Segment Start: Records provided

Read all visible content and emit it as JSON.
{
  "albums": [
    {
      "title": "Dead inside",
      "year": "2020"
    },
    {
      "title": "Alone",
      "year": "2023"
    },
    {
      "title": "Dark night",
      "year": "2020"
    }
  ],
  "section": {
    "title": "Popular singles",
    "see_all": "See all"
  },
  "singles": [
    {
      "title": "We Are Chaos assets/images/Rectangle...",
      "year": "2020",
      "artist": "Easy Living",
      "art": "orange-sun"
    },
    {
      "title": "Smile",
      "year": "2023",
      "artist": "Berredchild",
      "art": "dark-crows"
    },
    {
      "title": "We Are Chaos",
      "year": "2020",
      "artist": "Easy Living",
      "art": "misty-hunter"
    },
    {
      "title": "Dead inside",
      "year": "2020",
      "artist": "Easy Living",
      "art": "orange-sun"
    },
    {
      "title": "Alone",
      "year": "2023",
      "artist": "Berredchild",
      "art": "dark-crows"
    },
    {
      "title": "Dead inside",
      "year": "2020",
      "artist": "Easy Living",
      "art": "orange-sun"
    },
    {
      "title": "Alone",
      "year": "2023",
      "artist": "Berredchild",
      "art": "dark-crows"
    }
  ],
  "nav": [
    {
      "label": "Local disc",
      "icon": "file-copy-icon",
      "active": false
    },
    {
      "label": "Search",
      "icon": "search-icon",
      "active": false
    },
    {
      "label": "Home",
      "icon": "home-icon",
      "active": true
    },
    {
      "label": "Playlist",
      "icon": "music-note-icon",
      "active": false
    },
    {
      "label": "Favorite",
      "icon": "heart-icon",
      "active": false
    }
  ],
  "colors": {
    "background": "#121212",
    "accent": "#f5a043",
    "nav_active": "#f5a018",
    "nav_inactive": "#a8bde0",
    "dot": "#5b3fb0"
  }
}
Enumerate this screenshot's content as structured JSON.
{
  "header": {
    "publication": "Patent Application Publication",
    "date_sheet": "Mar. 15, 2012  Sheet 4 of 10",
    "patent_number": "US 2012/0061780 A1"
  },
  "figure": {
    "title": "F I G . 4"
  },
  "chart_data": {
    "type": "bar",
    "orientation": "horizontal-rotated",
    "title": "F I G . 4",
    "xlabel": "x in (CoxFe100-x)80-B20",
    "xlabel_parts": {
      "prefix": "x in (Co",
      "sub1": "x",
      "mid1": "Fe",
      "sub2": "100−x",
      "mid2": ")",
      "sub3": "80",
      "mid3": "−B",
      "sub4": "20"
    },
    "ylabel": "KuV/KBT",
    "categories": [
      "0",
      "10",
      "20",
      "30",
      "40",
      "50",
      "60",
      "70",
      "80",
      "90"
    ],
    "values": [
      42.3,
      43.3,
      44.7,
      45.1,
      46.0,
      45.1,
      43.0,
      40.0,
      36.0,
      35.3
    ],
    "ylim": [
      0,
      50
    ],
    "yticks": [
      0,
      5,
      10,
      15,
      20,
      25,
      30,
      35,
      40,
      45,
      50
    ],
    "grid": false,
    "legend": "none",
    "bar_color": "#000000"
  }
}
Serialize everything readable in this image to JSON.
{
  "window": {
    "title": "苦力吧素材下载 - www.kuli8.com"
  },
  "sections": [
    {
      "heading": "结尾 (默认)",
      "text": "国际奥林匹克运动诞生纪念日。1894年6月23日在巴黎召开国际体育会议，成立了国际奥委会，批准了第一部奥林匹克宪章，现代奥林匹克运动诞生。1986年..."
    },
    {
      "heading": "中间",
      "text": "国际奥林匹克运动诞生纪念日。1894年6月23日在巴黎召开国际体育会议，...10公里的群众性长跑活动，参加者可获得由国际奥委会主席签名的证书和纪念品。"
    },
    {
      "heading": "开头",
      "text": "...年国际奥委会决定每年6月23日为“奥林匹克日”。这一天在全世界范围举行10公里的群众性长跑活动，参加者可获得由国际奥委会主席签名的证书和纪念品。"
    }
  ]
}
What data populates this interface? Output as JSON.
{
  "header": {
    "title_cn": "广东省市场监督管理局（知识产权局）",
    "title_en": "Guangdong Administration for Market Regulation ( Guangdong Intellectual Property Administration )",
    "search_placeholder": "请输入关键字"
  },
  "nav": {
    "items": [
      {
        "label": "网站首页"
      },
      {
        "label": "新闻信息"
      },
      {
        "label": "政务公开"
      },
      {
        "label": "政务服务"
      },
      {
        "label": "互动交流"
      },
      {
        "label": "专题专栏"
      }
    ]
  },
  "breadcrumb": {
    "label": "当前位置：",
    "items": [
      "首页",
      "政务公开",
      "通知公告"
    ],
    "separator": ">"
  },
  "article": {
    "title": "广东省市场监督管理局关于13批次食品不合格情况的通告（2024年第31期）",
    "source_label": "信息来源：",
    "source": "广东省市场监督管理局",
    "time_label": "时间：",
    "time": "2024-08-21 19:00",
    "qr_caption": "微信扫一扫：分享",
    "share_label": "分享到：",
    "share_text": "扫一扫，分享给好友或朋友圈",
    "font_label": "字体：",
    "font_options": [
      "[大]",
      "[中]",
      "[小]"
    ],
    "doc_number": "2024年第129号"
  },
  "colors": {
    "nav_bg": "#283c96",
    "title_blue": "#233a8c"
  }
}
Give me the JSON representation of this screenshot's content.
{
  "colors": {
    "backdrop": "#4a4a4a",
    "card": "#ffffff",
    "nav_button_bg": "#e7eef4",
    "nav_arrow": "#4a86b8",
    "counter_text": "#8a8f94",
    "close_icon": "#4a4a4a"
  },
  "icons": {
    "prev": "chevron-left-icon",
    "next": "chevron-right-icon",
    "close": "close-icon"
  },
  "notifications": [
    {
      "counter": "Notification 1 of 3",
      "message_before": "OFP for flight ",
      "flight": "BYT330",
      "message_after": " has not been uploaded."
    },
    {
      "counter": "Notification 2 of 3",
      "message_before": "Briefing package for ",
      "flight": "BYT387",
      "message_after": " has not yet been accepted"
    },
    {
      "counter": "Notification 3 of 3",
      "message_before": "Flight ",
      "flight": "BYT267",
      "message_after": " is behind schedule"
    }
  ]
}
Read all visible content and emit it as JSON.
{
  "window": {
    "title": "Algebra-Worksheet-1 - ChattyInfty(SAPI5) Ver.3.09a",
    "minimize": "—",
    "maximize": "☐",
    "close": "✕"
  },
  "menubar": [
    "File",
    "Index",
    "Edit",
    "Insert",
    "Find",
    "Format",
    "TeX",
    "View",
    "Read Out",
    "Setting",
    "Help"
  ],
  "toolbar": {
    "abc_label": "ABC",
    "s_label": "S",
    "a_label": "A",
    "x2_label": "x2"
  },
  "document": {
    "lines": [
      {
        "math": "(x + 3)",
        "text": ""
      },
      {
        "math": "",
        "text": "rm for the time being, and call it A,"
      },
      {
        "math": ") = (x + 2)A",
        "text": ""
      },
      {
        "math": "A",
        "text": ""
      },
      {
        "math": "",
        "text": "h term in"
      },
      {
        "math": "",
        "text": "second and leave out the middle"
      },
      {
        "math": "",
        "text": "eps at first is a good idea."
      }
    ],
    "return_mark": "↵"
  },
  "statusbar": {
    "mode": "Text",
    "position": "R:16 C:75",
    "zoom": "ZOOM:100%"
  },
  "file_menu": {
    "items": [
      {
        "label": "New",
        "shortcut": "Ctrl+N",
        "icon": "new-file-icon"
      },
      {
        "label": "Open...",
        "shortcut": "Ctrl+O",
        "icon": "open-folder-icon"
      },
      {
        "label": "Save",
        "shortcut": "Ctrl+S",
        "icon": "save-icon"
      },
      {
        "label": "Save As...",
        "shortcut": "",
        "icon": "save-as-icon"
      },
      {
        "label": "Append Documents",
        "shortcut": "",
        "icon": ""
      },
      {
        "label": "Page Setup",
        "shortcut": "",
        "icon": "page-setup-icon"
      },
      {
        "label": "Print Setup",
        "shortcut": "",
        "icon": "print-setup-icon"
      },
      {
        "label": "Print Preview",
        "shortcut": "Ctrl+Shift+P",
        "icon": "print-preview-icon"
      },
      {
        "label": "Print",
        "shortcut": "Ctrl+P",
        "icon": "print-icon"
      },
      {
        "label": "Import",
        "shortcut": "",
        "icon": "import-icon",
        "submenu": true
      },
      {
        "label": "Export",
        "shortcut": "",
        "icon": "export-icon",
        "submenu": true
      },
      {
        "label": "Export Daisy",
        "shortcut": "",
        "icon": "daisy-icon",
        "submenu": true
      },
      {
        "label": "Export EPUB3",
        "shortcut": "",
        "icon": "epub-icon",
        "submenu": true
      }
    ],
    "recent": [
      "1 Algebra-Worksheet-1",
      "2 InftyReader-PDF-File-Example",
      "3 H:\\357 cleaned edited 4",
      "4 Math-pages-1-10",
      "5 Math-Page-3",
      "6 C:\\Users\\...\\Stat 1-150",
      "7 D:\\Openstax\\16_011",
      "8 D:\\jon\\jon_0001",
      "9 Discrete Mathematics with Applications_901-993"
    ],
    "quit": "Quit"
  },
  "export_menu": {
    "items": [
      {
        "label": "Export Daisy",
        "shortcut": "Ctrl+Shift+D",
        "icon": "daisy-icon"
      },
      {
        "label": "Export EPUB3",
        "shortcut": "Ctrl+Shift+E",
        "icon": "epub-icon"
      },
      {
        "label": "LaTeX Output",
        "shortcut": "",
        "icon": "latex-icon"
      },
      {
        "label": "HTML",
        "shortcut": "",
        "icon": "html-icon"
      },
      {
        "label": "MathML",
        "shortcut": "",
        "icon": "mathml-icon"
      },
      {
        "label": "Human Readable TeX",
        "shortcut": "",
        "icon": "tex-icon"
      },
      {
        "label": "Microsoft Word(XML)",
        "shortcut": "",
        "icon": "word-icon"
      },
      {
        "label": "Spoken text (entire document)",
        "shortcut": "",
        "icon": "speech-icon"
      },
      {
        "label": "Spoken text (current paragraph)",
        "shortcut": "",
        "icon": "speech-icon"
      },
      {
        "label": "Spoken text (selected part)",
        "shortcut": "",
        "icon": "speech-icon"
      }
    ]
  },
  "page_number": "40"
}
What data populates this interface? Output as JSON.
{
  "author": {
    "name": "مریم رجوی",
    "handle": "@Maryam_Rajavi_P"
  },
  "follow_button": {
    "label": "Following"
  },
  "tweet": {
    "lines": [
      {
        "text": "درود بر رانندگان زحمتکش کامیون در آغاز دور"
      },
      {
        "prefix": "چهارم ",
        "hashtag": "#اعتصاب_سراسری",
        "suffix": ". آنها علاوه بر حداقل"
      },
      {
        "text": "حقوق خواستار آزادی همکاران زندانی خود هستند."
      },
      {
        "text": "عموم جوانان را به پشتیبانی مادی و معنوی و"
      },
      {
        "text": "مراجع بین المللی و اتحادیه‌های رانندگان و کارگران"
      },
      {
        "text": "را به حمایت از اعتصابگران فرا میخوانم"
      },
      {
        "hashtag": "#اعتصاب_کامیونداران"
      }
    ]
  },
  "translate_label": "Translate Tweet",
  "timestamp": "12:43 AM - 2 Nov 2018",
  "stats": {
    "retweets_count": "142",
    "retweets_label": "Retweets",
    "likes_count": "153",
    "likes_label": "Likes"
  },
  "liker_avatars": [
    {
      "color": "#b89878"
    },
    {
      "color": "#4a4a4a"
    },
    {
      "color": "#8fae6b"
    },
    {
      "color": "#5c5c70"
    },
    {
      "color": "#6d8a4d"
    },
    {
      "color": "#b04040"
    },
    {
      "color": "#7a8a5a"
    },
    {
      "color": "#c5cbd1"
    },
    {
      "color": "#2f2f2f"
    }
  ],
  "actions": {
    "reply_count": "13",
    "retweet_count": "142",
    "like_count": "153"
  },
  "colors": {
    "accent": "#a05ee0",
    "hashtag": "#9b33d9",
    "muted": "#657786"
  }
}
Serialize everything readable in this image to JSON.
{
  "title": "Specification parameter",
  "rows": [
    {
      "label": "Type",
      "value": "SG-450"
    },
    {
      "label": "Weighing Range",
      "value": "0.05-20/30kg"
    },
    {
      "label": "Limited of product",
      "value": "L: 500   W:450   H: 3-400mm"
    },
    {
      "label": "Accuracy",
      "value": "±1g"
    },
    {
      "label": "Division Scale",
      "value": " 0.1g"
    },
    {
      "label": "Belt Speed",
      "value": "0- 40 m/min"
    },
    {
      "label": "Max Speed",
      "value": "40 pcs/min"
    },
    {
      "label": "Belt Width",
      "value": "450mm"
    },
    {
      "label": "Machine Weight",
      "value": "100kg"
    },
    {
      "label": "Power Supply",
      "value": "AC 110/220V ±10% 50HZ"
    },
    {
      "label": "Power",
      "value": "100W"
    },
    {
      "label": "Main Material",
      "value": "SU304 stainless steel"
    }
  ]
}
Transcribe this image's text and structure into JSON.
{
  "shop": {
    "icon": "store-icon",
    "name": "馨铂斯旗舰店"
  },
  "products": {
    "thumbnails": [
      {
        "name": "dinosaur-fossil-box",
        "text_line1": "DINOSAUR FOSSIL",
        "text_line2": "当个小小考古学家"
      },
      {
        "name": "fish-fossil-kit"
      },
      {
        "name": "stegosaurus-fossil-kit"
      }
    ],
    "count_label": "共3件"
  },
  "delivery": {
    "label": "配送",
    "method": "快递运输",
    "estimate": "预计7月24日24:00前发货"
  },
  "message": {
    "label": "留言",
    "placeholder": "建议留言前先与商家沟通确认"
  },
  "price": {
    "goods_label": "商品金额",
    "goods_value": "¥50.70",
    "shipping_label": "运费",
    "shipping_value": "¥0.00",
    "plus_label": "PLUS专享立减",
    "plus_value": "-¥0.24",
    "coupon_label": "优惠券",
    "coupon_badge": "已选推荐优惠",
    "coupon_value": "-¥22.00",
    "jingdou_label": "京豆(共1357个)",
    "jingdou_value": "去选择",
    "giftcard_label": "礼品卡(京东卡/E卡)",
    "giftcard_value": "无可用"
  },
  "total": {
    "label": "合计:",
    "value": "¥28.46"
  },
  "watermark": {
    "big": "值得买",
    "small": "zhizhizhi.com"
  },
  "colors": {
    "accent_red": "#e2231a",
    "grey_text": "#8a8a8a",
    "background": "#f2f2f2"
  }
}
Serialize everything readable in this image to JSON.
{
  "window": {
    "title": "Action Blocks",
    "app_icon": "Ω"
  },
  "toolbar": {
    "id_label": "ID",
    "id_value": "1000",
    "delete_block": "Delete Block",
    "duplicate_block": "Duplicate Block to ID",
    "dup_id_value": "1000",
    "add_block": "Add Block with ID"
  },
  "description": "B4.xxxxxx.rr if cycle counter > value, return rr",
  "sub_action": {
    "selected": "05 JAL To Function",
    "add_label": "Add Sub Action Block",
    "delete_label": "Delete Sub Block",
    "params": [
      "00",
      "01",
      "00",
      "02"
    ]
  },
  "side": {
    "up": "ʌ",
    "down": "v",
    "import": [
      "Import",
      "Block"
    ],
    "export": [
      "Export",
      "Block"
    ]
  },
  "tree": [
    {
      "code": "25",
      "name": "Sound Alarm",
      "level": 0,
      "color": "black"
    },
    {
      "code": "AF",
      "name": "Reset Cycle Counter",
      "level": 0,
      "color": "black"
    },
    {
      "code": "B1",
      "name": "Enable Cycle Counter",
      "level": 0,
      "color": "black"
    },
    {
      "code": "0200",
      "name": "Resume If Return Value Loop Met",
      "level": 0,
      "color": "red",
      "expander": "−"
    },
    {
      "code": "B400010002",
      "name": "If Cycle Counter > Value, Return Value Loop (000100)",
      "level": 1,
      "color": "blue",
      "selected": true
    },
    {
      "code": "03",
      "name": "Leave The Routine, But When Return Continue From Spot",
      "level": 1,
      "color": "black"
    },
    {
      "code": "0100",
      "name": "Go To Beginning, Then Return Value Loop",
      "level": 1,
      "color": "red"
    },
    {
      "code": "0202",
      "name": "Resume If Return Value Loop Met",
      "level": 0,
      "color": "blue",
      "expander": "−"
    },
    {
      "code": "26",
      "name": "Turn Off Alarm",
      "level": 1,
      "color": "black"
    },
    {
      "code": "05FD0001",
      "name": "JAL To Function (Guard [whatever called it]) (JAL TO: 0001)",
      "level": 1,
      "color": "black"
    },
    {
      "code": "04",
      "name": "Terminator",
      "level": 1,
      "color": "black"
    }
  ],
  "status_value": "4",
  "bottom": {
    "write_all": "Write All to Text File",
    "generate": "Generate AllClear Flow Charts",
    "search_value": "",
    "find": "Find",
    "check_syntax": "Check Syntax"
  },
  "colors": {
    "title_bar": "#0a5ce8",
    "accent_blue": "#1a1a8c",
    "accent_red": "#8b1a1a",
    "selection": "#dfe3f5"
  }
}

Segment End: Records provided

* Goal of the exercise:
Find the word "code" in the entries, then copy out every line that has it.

* Task answer:
      "code": "25",
      "code": "AF",
      "code": "B1",
      "code": "0200",
      "code": "B400010002",
      "code": "03",
      "code": "0100",
      "code": "0202",
      "code": "26",
      "code": "05FD0001",
      "code": "04",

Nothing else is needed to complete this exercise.